> [GOAL OF THE EXERCISE]: Without including any pictures, give back all of the data exactly.

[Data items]
+ + + +

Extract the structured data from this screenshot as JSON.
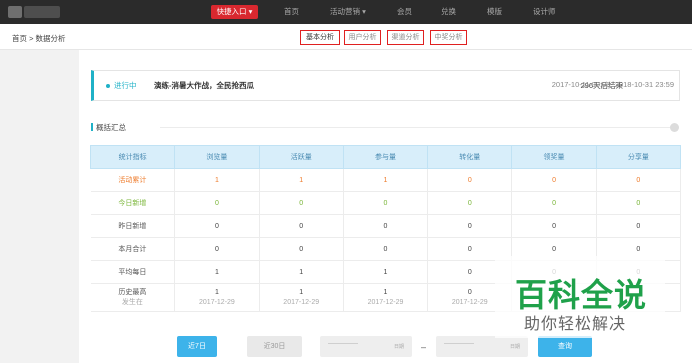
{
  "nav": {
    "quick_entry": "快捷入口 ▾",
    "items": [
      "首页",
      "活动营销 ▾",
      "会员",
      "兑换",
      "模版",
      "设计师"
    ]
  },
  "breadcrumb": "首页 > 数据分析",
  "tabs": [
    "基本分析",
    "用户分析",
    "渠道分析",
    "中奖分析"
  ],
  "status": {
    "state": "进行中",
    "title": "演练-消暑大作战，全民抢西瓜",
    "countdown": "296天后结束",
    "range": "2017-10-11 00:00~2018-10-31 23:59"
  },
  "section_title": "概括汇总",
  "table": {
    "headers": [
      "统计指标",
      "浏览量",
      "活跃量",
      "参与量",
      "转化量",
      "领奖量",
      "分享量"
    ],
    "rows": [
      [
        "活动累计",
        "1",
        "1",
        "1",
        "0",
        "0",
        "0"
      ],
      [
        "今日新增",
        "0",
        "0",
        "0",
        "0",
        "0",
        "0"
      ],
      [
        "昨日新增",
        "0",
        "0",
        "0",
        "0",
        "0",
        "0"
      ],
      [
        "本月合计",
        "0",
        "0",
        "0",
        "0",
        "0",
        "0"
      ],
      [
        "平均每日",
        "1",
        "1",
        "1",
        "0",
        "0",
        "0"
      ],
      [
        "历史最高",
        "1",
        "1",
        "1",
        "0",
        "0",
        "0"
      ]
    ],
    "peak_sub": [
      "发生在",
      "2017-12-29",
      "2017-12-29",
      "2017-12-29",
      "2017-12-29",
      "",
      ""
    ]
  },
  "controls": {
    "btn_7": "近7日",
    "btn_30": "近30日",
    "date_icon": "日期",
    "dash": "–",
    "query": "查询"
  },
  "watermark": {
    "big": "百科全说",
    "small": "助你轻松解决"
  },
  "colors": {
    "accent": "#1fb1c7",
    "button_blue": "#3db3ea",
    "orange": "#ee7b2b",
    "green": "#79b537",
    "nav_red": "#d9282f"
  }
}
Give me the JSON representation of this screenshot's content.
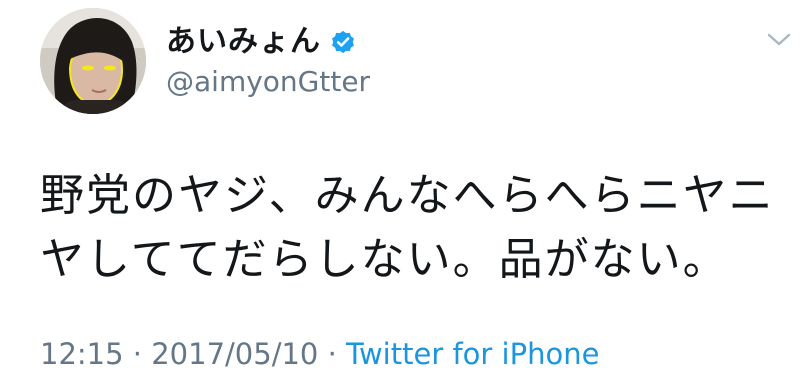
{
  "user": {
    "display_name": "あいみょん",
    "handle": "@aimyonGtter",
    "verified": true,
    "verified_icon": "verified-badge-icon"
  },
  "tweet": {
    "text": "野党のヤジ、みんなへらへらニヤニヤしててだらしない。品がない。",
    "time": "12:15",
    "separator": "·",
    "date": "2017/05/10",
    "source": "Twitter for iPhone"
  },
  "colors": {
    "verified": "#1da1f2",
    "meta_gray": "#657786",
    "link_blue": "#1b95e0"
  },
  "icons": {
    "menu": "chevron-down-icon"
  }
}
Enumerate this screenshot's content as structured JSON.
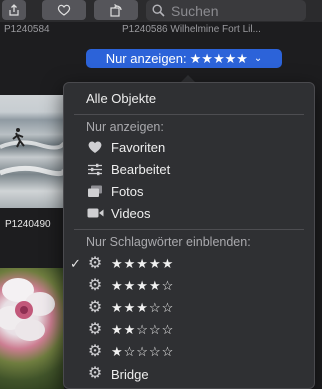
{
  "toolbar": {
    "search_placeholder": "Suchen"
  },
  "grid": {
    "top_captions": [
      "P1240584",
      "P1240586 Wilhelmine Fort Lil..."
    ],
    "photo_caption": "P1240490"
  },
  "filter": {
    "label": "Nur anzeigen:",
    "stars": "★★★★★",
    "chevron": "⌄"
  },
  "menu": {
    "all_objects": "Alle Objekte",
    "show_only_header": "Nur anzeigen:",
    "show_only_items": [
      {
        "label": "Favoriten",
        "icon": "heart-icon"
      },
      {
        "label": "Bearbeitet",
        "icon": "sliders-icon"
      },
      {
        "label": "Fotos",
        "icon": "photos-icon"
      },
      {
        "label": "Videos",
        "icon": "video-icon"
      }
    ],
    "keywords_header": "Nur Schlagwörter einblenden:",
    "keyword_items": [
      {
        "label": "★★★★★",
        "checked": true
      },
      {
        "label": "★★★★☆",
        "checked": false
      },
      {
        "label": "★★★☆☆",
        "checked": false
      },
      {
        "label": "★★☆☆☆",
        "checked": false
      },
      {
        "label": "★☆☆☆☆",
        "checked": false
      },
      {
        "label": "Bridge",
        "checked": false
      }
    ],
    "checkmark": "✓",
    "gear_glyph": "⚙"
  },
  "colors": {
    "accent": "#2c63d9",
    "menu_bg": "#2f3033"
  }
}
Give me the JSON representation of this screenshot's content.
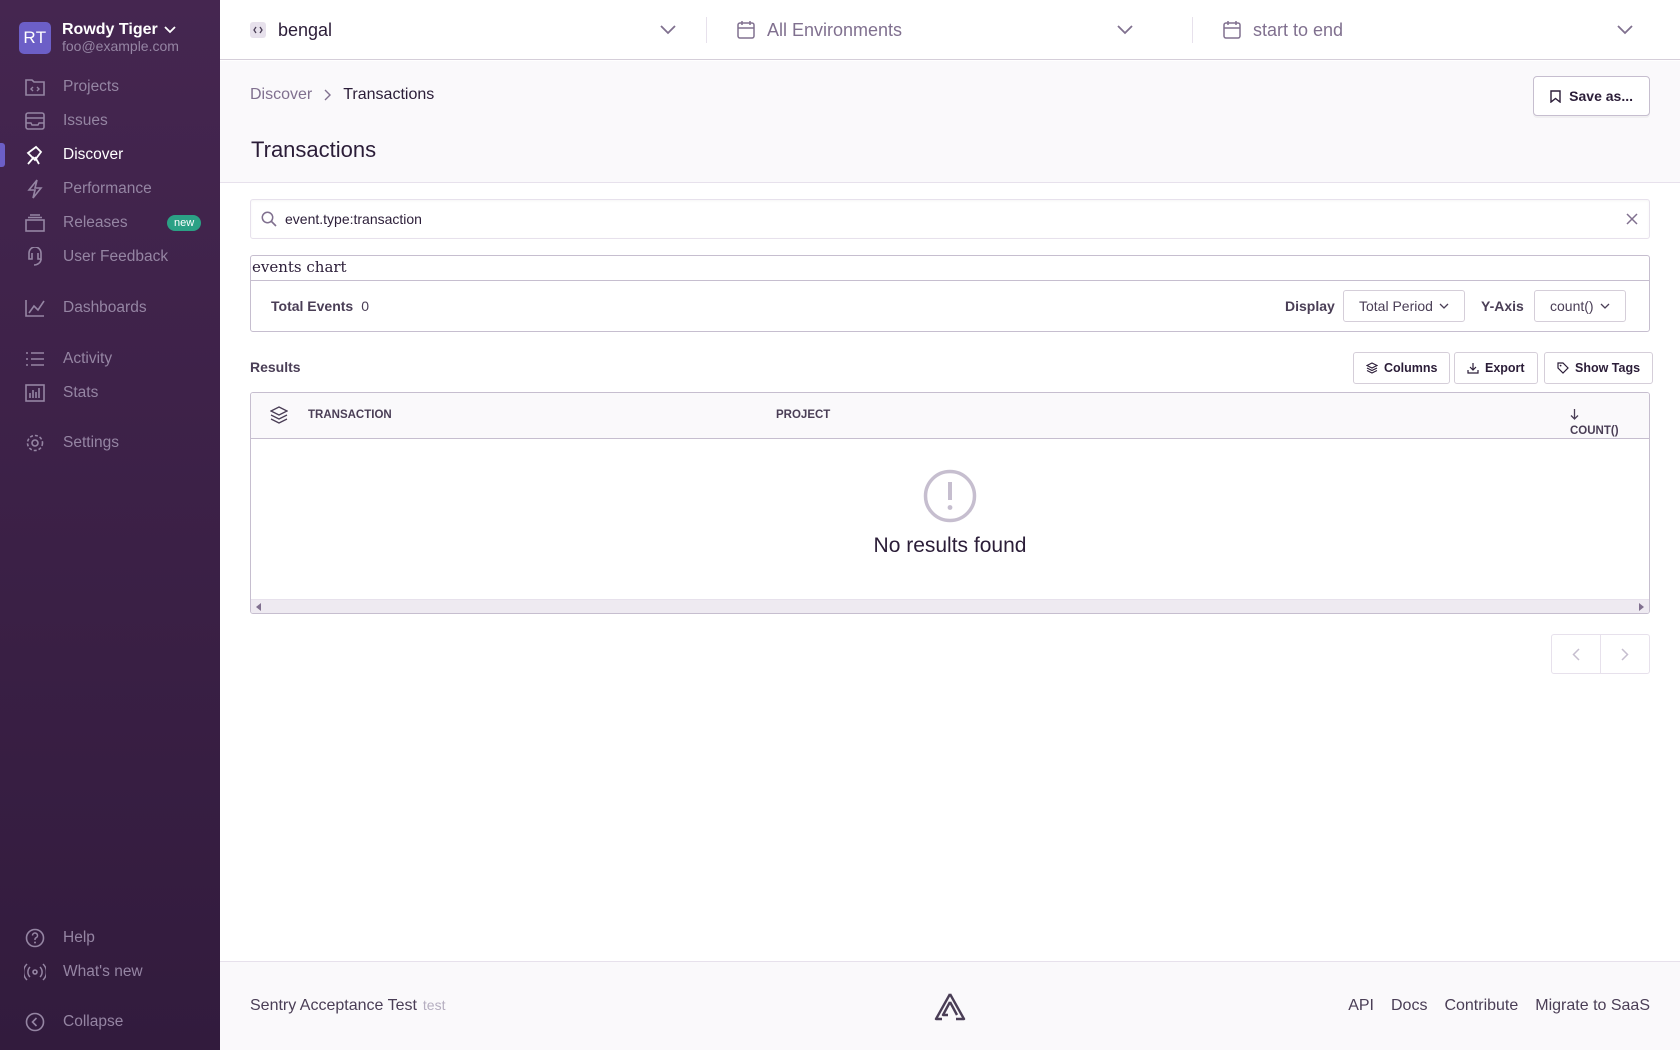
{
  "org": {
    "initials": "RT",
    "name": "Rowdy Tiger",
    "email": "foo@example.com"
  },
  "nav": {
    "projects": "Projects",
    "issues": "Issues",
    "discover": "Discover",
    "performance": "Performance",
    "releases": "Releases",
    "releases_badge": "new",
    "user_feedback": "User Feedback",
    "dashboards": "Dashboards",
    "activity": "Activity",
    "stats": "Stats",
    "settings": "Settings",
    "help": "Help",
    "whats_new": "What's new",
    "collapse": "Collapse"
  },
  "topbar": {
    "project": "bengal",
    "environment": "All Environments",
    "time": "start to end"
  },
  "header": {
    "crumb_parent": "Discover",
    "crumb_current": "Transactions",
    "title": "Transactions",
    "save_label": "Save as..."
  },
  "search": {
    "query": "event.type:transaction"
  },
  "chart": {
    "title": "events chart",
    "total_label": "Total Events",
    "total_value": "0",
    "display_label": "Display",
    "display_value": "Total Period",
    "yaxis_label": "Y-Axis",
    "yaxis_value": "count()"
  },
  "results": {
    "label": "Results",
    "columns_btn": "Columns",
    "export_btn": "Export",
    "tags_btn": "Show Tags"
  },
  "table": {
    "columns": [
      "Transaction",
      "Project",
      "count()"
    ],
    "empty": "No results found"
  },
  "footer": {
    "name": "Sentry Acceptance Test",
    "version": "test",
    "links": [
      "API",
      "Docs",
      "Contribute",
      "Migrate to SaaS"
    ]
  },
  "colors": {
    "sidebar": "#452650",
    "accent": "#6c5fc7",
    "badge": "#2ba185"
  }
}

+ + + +

> [ANSWER AREA]:
Extract the structured data from this screenshot as JSON.
{
  "nav": {
    "quick_entry": "快捷入口 ▾",
    "items": [
      "首页",
      "活动营销 ▾",
      "会员",
      "兑换",
      "模版",
      "设计师"
    ]
  },
  "breadcrumb": "首页 > 数据分析",
  "tabs": [
    "基本分析",
    "用户分析",
    "渠道分析",
    "中奖分析"
  ],
  "status": {
    "state": "进行中",
    "title": "演练-消暑大作战，全民抢西瓜",
    "countdown": "296天后结束",
    "range": "2017-10-11 00:00~2018-10-31 23:59"
  },
  "section_title": "概括汇总",
  "table": {
    "headers": [
      "统计指标",
      "浏览量",
      "活跃量",
      "参与量",
      "转化量",
      "领奖量",
      "分享量"
    ],
    "rows": [
      [
        "活动累计",
        "1",
        "1",
        "1",
        "0",
        "0",
        "0"
      ],
      [
        "今日新增",
        "0",
        "0",
        "0",
        "0",
        "0",
        "0"
      ],
      [
        "昨日新增",
        "0",
        "0",
        "0",
        "0",
        "0",
        "0"
      ],
      [
        "本月合计",
        "0",
        "0",
        "0",
        "0",
        "0",
        "0"
      ],
      [
        "平均每日",
        "1",
        "1",
        "1",
        "0",
        "0",
        "0"
      ],
      [
        "历史最高",
        "1",
        "1",
        "1",
        "0",
        "0",
        "0"
      ]
    ],
    "peak_sub": [
      "发生在",
      "2017-12-29",
      "2017-12-29",
      "2017-12-29",
      "2017-12-29",
      "",
      ""
    ]
  },
  "controls": {
    "btn_7": "近7日",
    "btn_30": "近30日",
    "date_icon": "日期",
    "dash": "–",
    "query": "查询"
  },
  "watermark": {
    "big": "百科全说",
    "small": "助你轻松解决"
  },
  "colors": {
    "accent": "#1fb1c7",
    "button_blue": "#3db3ea",
    "orange": "#ee7b2b",
    "green": "#79b537",
    "nav_red": "#d9282f"
  }
}
Give me the JSON representation of this screenshot's content.
{
  "user": {
    "display_name": "あいみょん",
    "handle": "@aimyonGtter",
    "verified": true,
    "verified_icon": "verified-badge-icon"
  },
  "tweet": {
    "text": "野党のヤジ、みんなへらへらニヤニヤしててだらしない。品がない。",
    "time": "12:15",
    "separator": "·",
    "date": "2017/05/10",
    "source": "Twitter for iPhone"
  },
  "colors": {
    "verified": "#1da1f2",
    "meta_gray": "#657786",
    "link_blue": "#1b95e0"
  },
  "icons": {
    "menu": "chevron-down-icon"
  }
}
Enumerate this screenshot's content as structured JSON.
{
  "toolbar": {
    "search_placeholder": "Suchen"
  },
  "grid": {
    "top_captions": [
      "P1240584",
      "P1240586 Wilhelmine Fort Lil..."
    ],
    "photo_caption": "P1240490"
  },
  "filter": {
    "label": "Nur anzeigen:",
    "stars": "★★★★★",
    "chevron": "⌄"
  },
  "menu": {
    "all_objects": "Alle Objekte",
    "show_only_header": "Nur anzeigen:",
    "show_only_items": [
      {
        "label": "Favoriten",
        "icon": "heart-icon"
      },
      {
        "label": "Bearbeitet",
        "icon": "sliders-icon"
      },
      {
        "label": "Fotos",
        "icon": "photos-icon"
      },
      {
        "label": "Videos",
        "icon": "video-icon"
      }
    ],
    "keywords_header": "Nur Schlagwörter einblenden:",
    "keyword_items": [
      {
        "label": "★★★★★",
        "checked": true
      },
      {
        "label": "★★★★☆",
        "checked": false
      },
      {
        "label": "★★★☆☆",
        "checked": false
      },
      {
        "label": "★★☆☆☆",
        "checked": false
      },
      {
        "label": "★☆☆☆☆",
        "checked": false
      },
      {
        "label": "Bridge",
        "checked": false
      }
    ],
    "checkmark": "✓",
    "gear_glyph": "⚙"
  },
  "colors": {
    "accent": "#2c63d9",
    "menu_bg": "#2f3033"
  }
}
Give me the JSON representation of this screenshot's content.
{
  "org": {
    "initials": "RT",
    "name": "Rowdy Tiger",
    "email": "foo@example.com"
  },
  "nav": {
    "projects": "Projects",
    "issues": "Issues",
    "discover": "Discover",
    "performance": "Performance",
    "releases": "Releases",
    "releases_badge": "new",
    "user_feedback": "User Feedback",
    "dashboards": "Dashboards",
    "activity": "Activity",
    "stats": "Stats",
    "settings": "Settings",
    "help": "Help",
    "whats_new": "What's new",
    "collapse": "Collapse"
  },
  "topbar": {
    "project": "bengal",
    "environment": "All Environments",
    "time": "start to end"
  },
  "header": {
    "crumb_parent": "Discover",
    "crumb_current": "Transactions",
    "title": "Transactions",
    "save_label": "Save as..."
  },
  "search": {
    "query": "event.type:transaction"
  },
  "chart": {
    "title": "events chart",
    "total_label": "Total Events",
    "total_value": "0",
    "display_label": "Display",
    "display_value": "Total Period",
    "yaxis_label": "Y-Axis",
    "yaxis_value": "count()"
  },
  "results": {
    "label": "Results",
    "columns_btn": "Columns",
    "export_btn": "Export",
    "tags_btn": "Show Tags"
  },
  "table": {
    "columns": [
      "Transaction",
      "Project",
      "count()"
    ],
    "empty": "No results found"
  },
  "footer": {
    "name": "Sentry Acceptance Test",
    "version": "test",
    "links": [
      "API",
      "Docs",
      "Contribute",
      "Migrate to SaaS"
    ]
  },
  "colors": {
    "sidebar": "#452650",
    "accent": "#6c5fc7",
    "badge": "#2ba185"
  }
}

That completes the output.